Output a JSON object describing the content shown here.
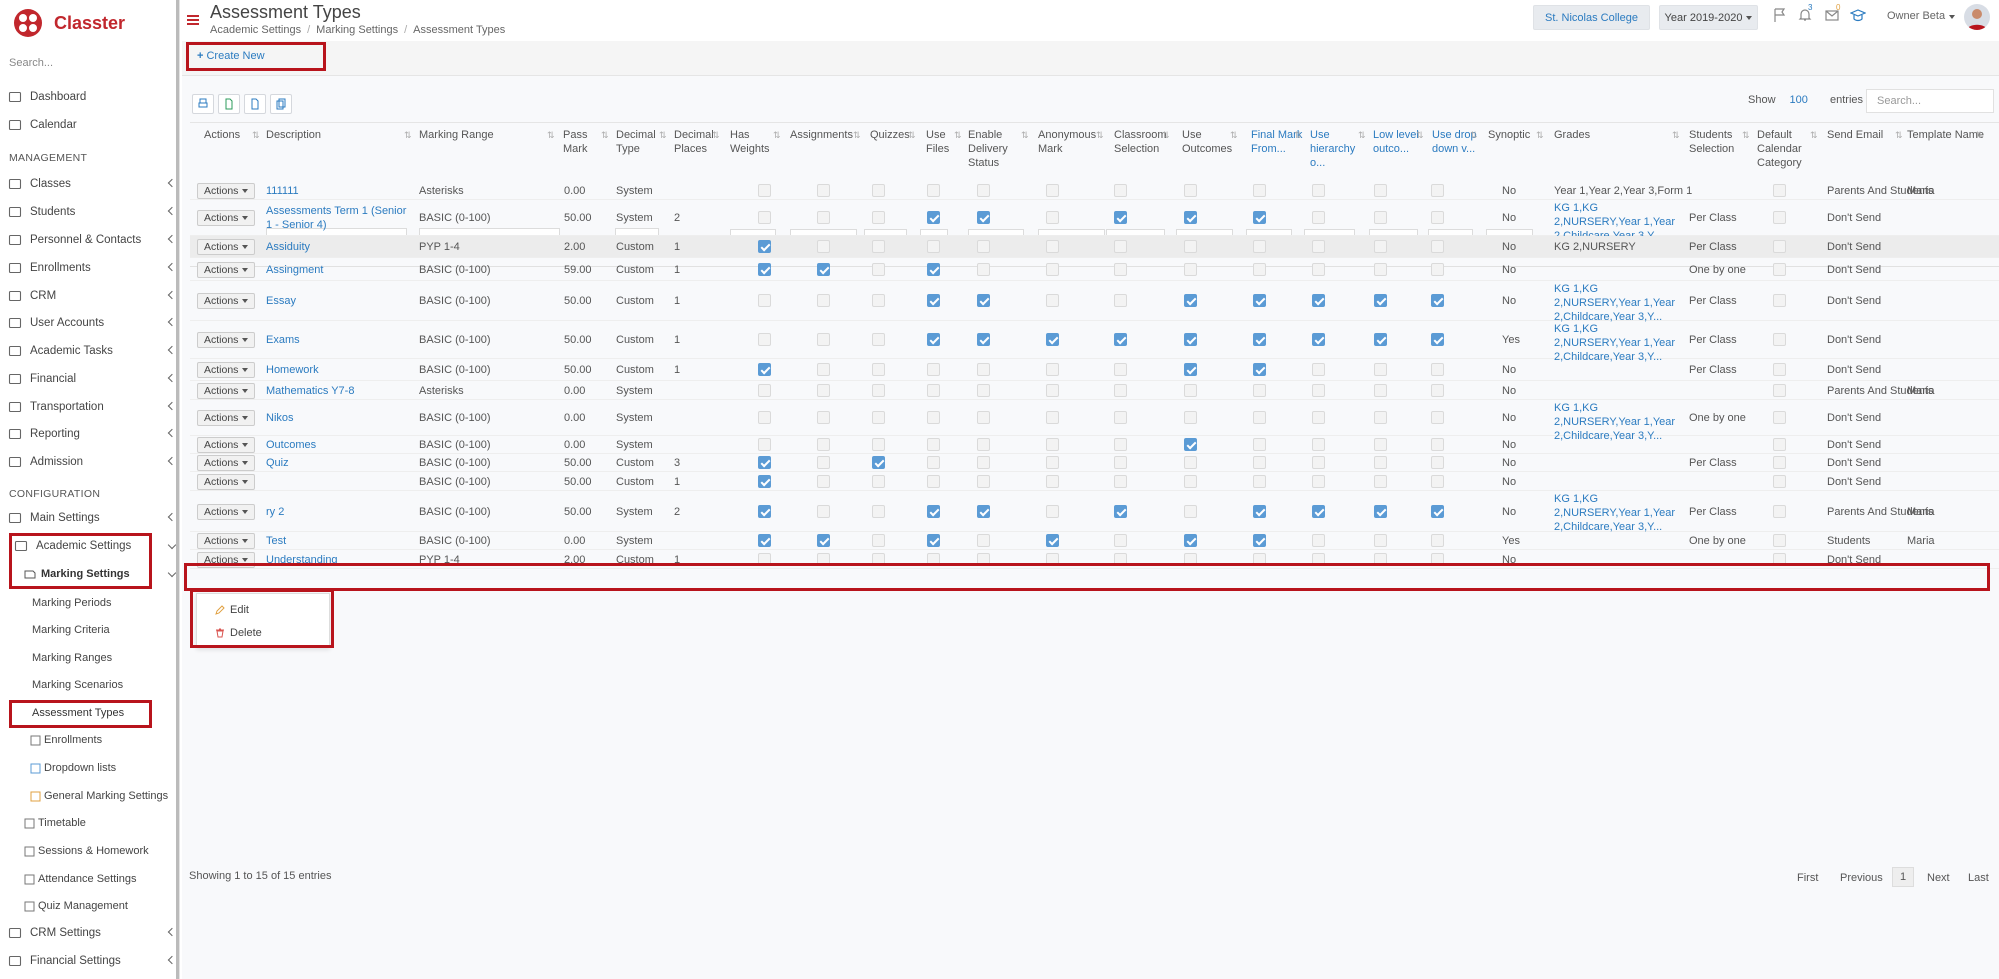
{
  "app": {
    "name": "Classter"
  },
  "sidebar": {
    "search_placeholder": "Search...",
    "items": [
      {
        "label": "Dashboard",
        "icon": "laptop-icon"
      },
      {
        "label": "Calendar",
        "icon": "calendar-icon"
      },
      {
        "label": "Classes",
        "icon": "classes-icon"
      },
      {
        "label": "Students",
        "icon": "students-icon"
      },
      {
        "label": "Personnel & Contacts",
        "icon": "personnel-icon"
      },
      {
        "label": "Enrollments",
        "icon": "enrollments-icon"
      },
      {
        "label": "CRM",
        "icon": "crm-icon"
      },
      {
        "label": "User Accounts",
        "icon": "key-icon"
      },
      {
        "label": "Academic Tasks",
        "icon": "tasks-icon"
      },
      {
        "label": "Financial",
        "icon": "financial-icon"
      },
      {
        "label": "Transportation",
        "icon": "bus-icon"
      },
      {
        "label": "Reporting",
        "icon": "reporting-icon"
      },
      {
        "label": "Admission",
        "icon": "admission-icon"
      },
      {
        "label": "Main Settings",
        "icon": "sliders-icon"
      },
      {
        "label": "Academic Settings",
        "icon": "academic-icon"
      },
      {
        "label": "CRM Settings",
        "icon": "crm-icon"
      },
      {
        "label": "Financial Settings",
        "icon": "financial-icon"
      }
    ],
    "sections": {
      "management": "MANAGEMENT",
      "configuration": "CONFIGURATION"
    },
    "marking_settings": "Marking Settings",
    "marking_sub": [
      "Marking Periods",
      "Marking Criteria",
      "Marking Ranges",
      "Marking Scenarios",
      "Assessment Types"
    ],
    "academic_sub": [
      "Enrollments",
      "Dropdown lists",
      "General Marking Settings",
      "Timetable",
      "Sessions & Homework",
      "Attendance Settings",
      "Quiz Management"
    ]
  },
  "header": {
    "title": "Assessment Types",
    "breadcrumb": [
      "Academic Settings",
      "Marking Settings",
      "Assessment Types"
    ],
    "school": "St. Nicolas College",
    "year": "Year 2019-2020",
    "notif_count": "3",
    "msg_count": "0",
    "user": "Owner Beta"
  },
  "toolbar": {
    "create": "Create New"
  },
  "table_controls": {
    "show": "Show",
    "show_count": "100",
    "entries": "entries",
    "search_placeholder": "Search..."
  },
  "columns": [
    "Actions",
    "Description",
    "Marking Range",
    "Pass Mark",
    "Decimal Type",
    "Decimal Places",
    "Has Weights",
    "Assignments",
    "Quizzes",
    "Use Files",
    "Enable Delivery Status",
    "Anonymous Mark",
    "Classroom Selection",
    "Use Outcomes",
    "Final Mark From...",
    "Use hierarchy o...",
    "Low level outco...",
    "Use drop down v...",
    "Synoptic",
    "Grades",
    "Students Selection",
    "Default Calendar Category",
    "Send Email",
    "Template Name"
  ],
  "filters": {
    "description": "Description",
    "marking_range": "Marking Range"
  },
  "action_label": "Actions",
  "rows": [
    {
      "desc": "111111",
      "range": "Asterisks",
      "pass": "0.00",
      "dtype": "System",
      "places": "",
      "checks": [
        0,
        0,
        0,
        0,
        0,
        0,
        0,
        0,
        0,
        0,
        0,
        0
      ],
      "syn": "No",
      "grades": "Year 1,Year 2,Year 3,Form 1",
      "sel": "",
      "cal": 0,
      "email": "Parents And Students",
      "tpl": "Maria"
    },
    {
      "desc": "Assessments Term 1 (Senior 1 - Senior 4)",
      "range": "BASIC (0-100)",
      "pass": "50.00",
      "dtype": "System",
      "places": "2",
      "checks": [
        0,
        0,
        0,
        1,
        1,
        0,
        1,
        1,
        1,
        0,
        0,
        0
      ],
      "syn": "No",
      "grades": "KG 1,KG 2,NURSERY,Year 1,Year 2,Childcare,Year 3,Y...",
      "sel": "Per Class",
      "cal": 0,
      "email": "Don't Send",
      "tpl": ""
    },
    {
      "desc": "Assiduity",
      "range": "PYP 1-4",
      "pass": "2.00",
      "dtype": "Custom",
      "places": "1",
      "checks": [
        1,
        0,
        0,
        0,
        0,
        0,
        0,
        0,
        0,
        0,
        0,
        0
      ],
      "syn": "No",
      "grades": "KG 2,NURSERY",
      "sel": "Per Class",
      "cal": 0,
      "email": "Don't Send",
      "tpl": ""
    },
    {
      "desc": "Assingment",
      "range": "BASIC (0-100)",
      "pass": "59.00",
      "dtype": "Custom",
      "places": "1",
      "checks": [
        1,
        1,
        0,
        1,
        0,
        0,
        0,
        0,
        0,
        0,
        0,
        0
      ],
      "syn": "No",
      "grades": "",
      "sel": "One by one",
      "cal": 0,
      "email": "Don't Send",
      "tpl": ""
    },
    {
      "desc": "Essay",
      "range": "BASIC (0-100)",
      "pass": "50.00",
      "dtype": "Custom",
      "places": "1",
      "checks": [
        0,
        0,
        0,
        1,
        1,
        0,
        0,
        1,
        1,
        1,
        1,
        1
      ],
      "syn": "No",
      "grades": "KG 1,KG 2,NURSERY,Year 1,Year 2,Childcare,Year 3,Y...",
      "sel": "Per Class",
      "cal": 0,
      "email": "Don't Send",
      "tpl": ""
    },
    {
      "desc": "Exams",
      "range": "BASIC (0-100)",
      "pass": "50.00",
      "dtype": "Custom",
      "places": "1",
      "checks": [
        0,
        0,
        0,
        1,
        1,
        1,
        1,
        1,
        1,
        1,
        1,
        1
      ],
      "syn": "Yes",
      "grades": "KG 1,KG 2,NURSERY,Year 1,Year 2,Childcare,Year 3,Y...",
      "sel": "Per Class",
      "cal": 0,
      "email": "Don't Send",
      "tpl": ""
    },
    {
      "desc": "Homework",
      "range": "BASIC (0-100)",
      "pass": "50.00",
      "dtype": "Custom",
      "places": "1",
      "checks": [
        1,
        0,
        0,
        0,
        0,
        0,
        0,
        1,
        1,
        0,
        0,
        0
      ],
      "syn": "No",
      "grades": "",
      "sel": "Per Class",
      "cal": 0,
      "email": "Don't Send",
      "tpl": ""
    },
    {
      "desc": "Mathematics Y7-8",
      "range": "Asterisks",
      "pass": "0.00",
      "dtype": "System",
      "places": "",
      "checks": [
        0,
        0,
        0,
        0,
        0,
        0,
        0,
        0,
        0,
        0,
        0,
        0
      ],
      "syn": "No",
      "grades": "",
      "sel": "",
      "cal": 0,
      "email": "Parents And Students",
      "tpl": "Maria"
    },
    {
      "desc": "Nikos",
      "range": "BASIC (0-100)",
      "pass": "0.00",
      "dtype": "System",
      "places": "",
      "checks": [
        0,
        0,
        0,
        0,
        0,
        0,
        0,
        0,
        0,
        0,
        0,
        0
      ],
      "syn": "No",
      "grades": "KG 1,KG 2,NURSERY,Year 1,Year 2,Childcare,Year 3,Y...",
      "sel": "One by one",
      "cal": 0,
      "email": "Don't Send",
      "tpl": ""
    },
    {
      "desc": "Outcomes",
      "range": "BASIC (0-100)",
      "pass": "0.00",
      "dtype": "System",
      "places": "",
      "checks": [
        0,
        0,
        0,
        0,
        0,
        0,
        0,
        1,
        0,
        0,
        0,
        0
      ],
      "syn": "No",
      "grades": "",
      "sel": "",
      "cal": 0,
      "email": "Don't Send",
      "tpl": ""
    },
    {
      "desc": "Quiz",
      "range": "BASIC (0-100)",
      "pass": "50.00",
      "dtype": "Custom",
      "places": "3",
      "checks": [
        1,
        0,
        1,
        0,
        0,
        0,
        0,
        0,
        0,
        0,
        0,
        0
      ],
      "syn": "No",
      "grades": "",
      "sel": "Per Class",
      "cal": 0,
      "email": "Don't Send",
      "tpl": ""
    },
    {
      "desc": "",
      "range": "BASIC (0-100)",
      "pass": "50.00",
      "dtype": "Custom",
      "places": "1",
      "checks": [
        1,
        0,
        0,
        0,
        0,
        0,
        0,
        0,
        0,
        0,
        0,
        0
      ],
      "syn": "No",
      "grades": "",
      "sel": "",
      "cal": 0,
      "email": "Don't Send",
      "tpl": ""
    },
    {
      "desc": "ry 2",
      "range": "BASIC (0-100)",
      "pass": "50.00",
      "dtype": "System",
      "places": "2",
      "checks": [
        1,
        0,
        0,
        1,
        1,
        0,
        1,
        0,
        1,
        1,
        1,
        1
      ],
      "syn": "No",
      "grades": "KG 1,KG 2,NURSERY,Year 1,Year 2,Childcare,Year 3,Y...",
      "sel": "Per Class",
      "cal": 0,
      "email": "Parents And Students",
      "tpl": "Maria"
    },
    {
      "desc": "Test",
      "range": "BASIC (0-100)",
      "pass": "0.00",
      "dtype": "System",
      "places": "",
      "checks": [
        1,
        1,
        0,
        1,
        0,
        1,
        0,
        1,
        1,
        0,
        0,
        0
      ],
      "syn": "Yes",
      "grades": "",
      "sel": "One by one",
      "cal": 0,
      "email": "Students",
      "tpl": "Maria"
    },
    {
      "desc": "Understanding",
      "range": "PYP 1-4",
      "pass": "2.00",
      "dtype": "Custom",
      "places": "1",
      "checks": [
        0,
        0,
        0,
        0,
        0,
        0,
        0,
        0,
        0,
        0,
        0,
        0
      ],
      "syn": "No",
      "grades": "",
      "sel": "",
      "cal": 0,
      "email": "Don't Send",
      "tpl": ""
    }
  ],
  "dropdown": {
    "edit": "Edit",
    "delete": "Delete"
  },
  "footer": {
    "showing": "Showing 1 to 15 of 15 entries",
    "first": "First",
    "previous": "Previous",
    "page": "1",
    "next": "Next",
    "last": "Last"
  },
  "colors": {
    "brand": "#c1272d",
    "link": "#2b7bc0",
    "highlight": "#b8141c",
    "checked": "#5b9bd5"
  }
}
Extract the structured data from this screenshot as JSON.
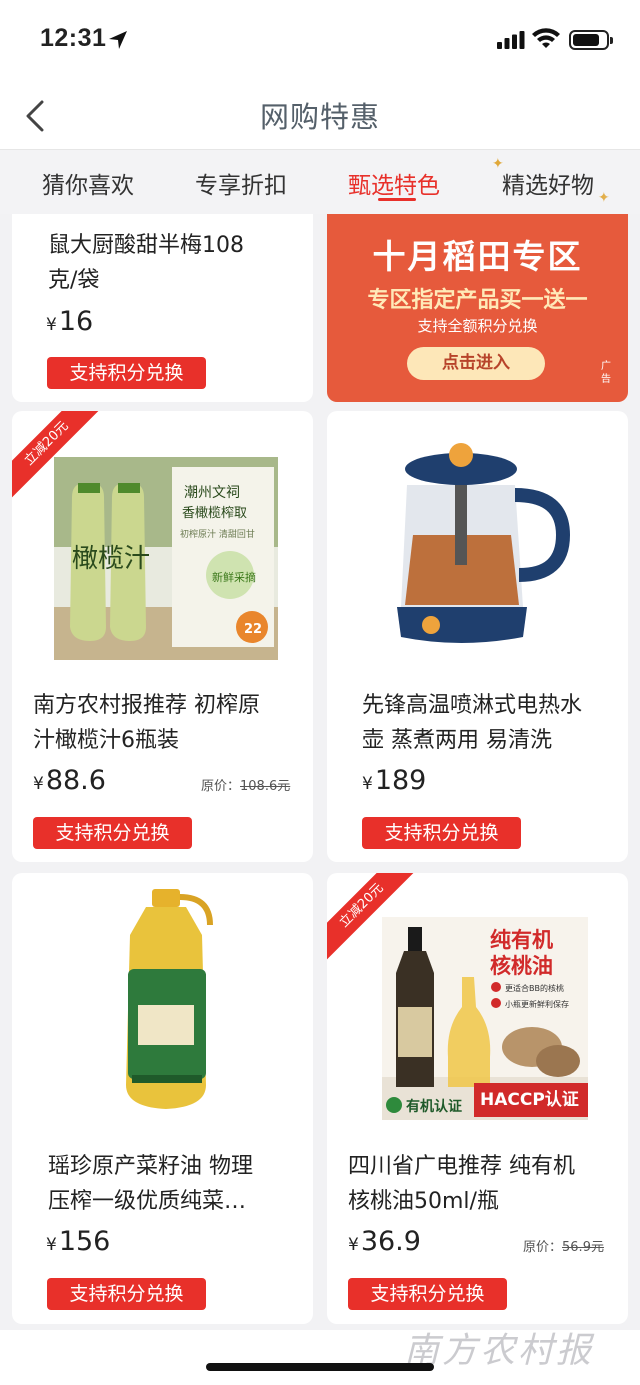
{
  "status_bar": {
    "time": "12:31"
  },
  "nav": {
    "title": "网购特惠"
  },
  "tabs": [
    {
      "label": "猜你喜欢"
    },
    {
      "label": "专享折扣"
    },
    {
      "label": "甄选特色",
      "active": true
    },
    {
      "label": "精选好物"
    }
  ],
  "ad": {
    "title": "十月稻田专区",
    "subtitle": "专区指定产品买一送一",
    "note": "支持全额积分兑换",
    "button": "点击进入",
    "label": "广告"
  },
  "products": [
    {
      "title_line1": "鼠大厨酸甜半梅108",
      "title_line2": "克/袋",
      "price": "16",
      "button": "支持积分兑换"
    },
    {
      "badge": "立减20元",
      "title_line1": "南方农村报推荐 初榨原",
      "title_line2": "汁橄榄汁6瓶装",
      "price": "88.6",
      "orig_label": "原价：",
      "orig_price": "108.6元",
      "button": "支持积分兑换",
      "image_text": {
        "brand": "潮州文祠",
        "brand2": "香橄榄榨取",
        "tagline": "初榨原汁 清甜回甘",
        "fresh": "新鲜采摘",
        "bottle": "橄榄汁"
      }
    },
    {
      "title_line1": "先锋高温喷淋式电热水",
      "title_line2": "壶 蒸煮两用 易清洗",
      "price": "189",
      "button": "支持积分兑换"
    },
    {
      "title_line1": "瑶珍原产菜籽油 物理",
      "title_line2": "压榨一级优质纯菜…",
      "price": "156",
      "button": "支持积分兑换"
    },
    {
      "badge": "立减20元",
      "title_line1": "四川省广电推荐 纯有机",
      "title_line2": "核桃油50ml/瓶",
      "price": "36.9",
      "orig_label": "原价：",
      "orig_price": "56.9元",
      "button": "支持积分兑换",
      "image_text": {
        "headline1": "纯有机",
        "headline2": "核桃油",
        "point1": "更适合BB的核桃",
        "point2": "小瓶更新鲜利保存",
        "haccp": "HACCP认证",
        "organic": "有机认证"
      }
    }
  ],
  "currency_symbol": "¥",
  "watermark": "南方农村报",
  "colors": {
    "accent": "#e8302a",
    "ad_bg": "#e65a3c"
  }
}
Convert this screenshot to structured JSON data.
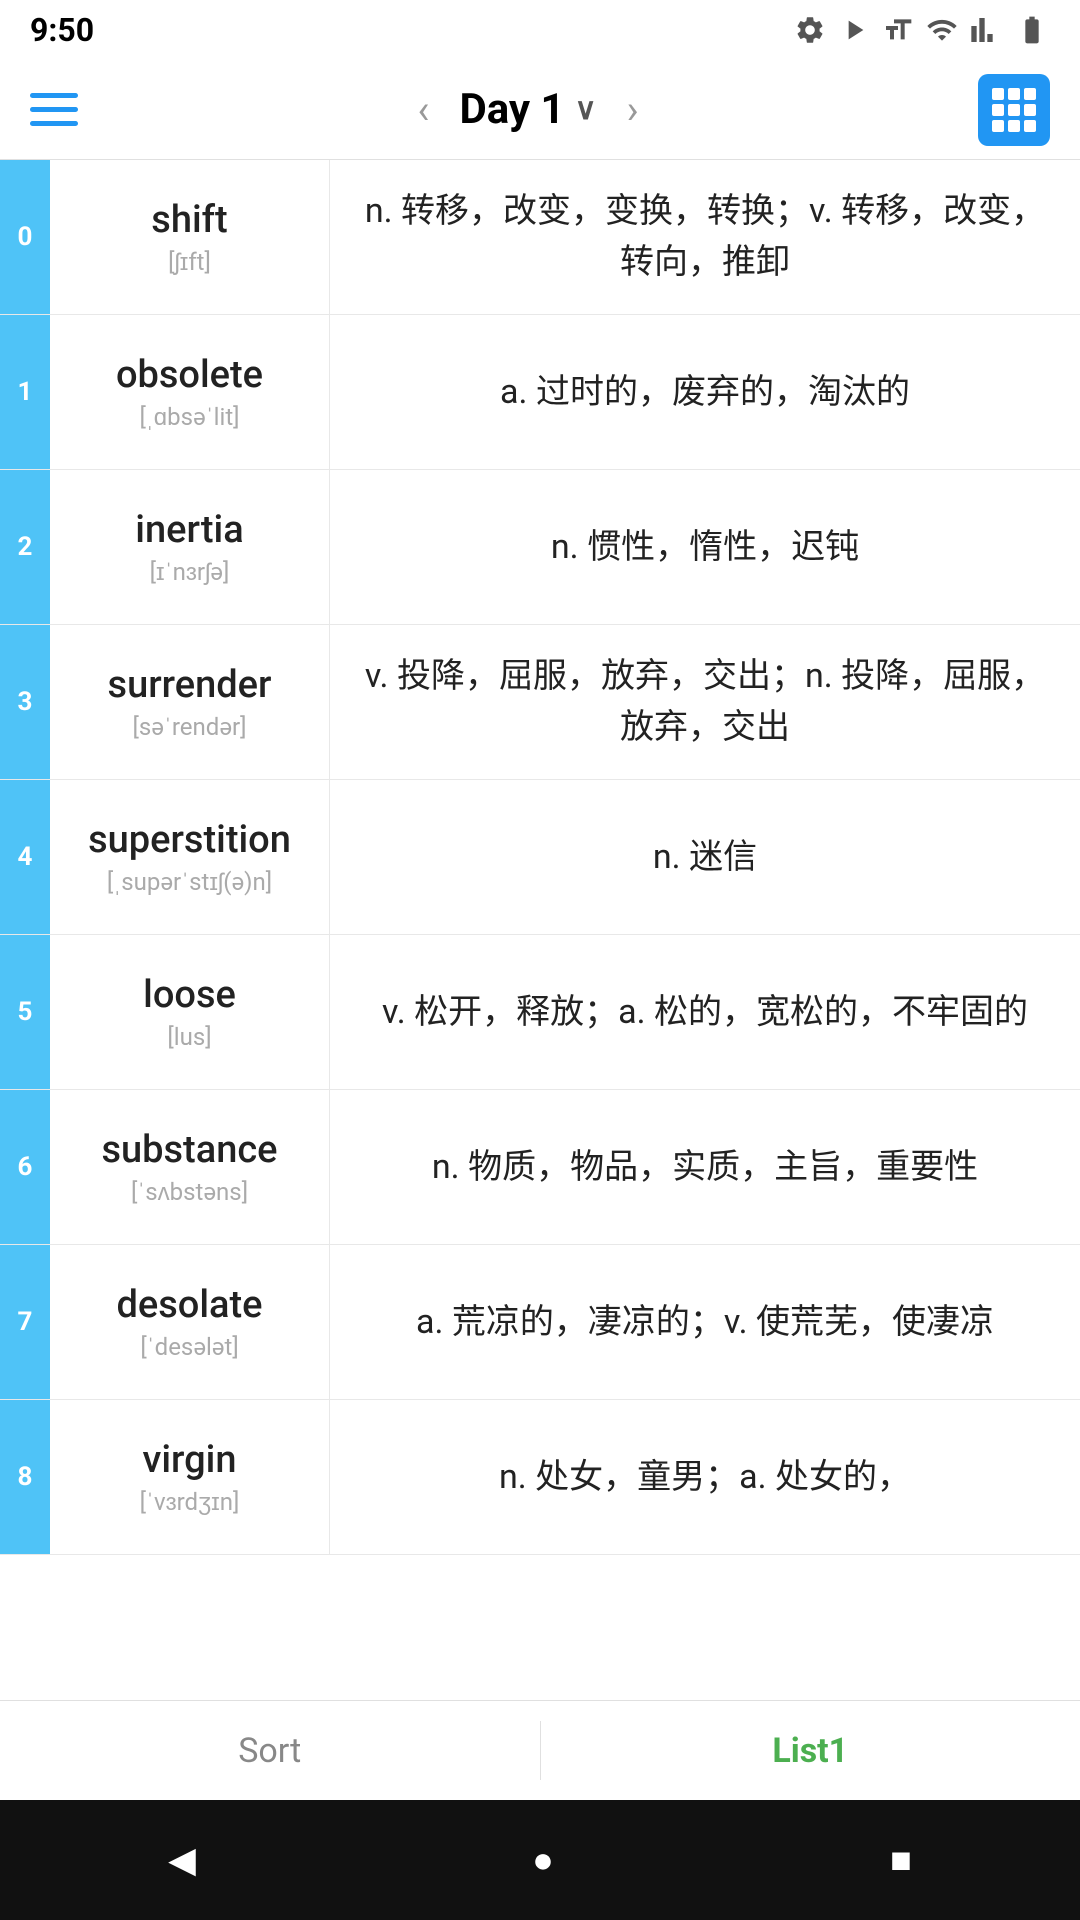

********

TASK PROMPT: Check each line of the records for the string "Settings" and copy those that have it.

EXERCISE OUTPUT:
        "label": "Main Settings",
        "label": "Academic Settings",
        "label": "CRM Settings",
        "label": "Financial Settings",
    "marking_settings": "Marking Settings",
      "General Marking Settings",
      "Attendance Settings",
      "Academic Settings",
      "Marking Settings",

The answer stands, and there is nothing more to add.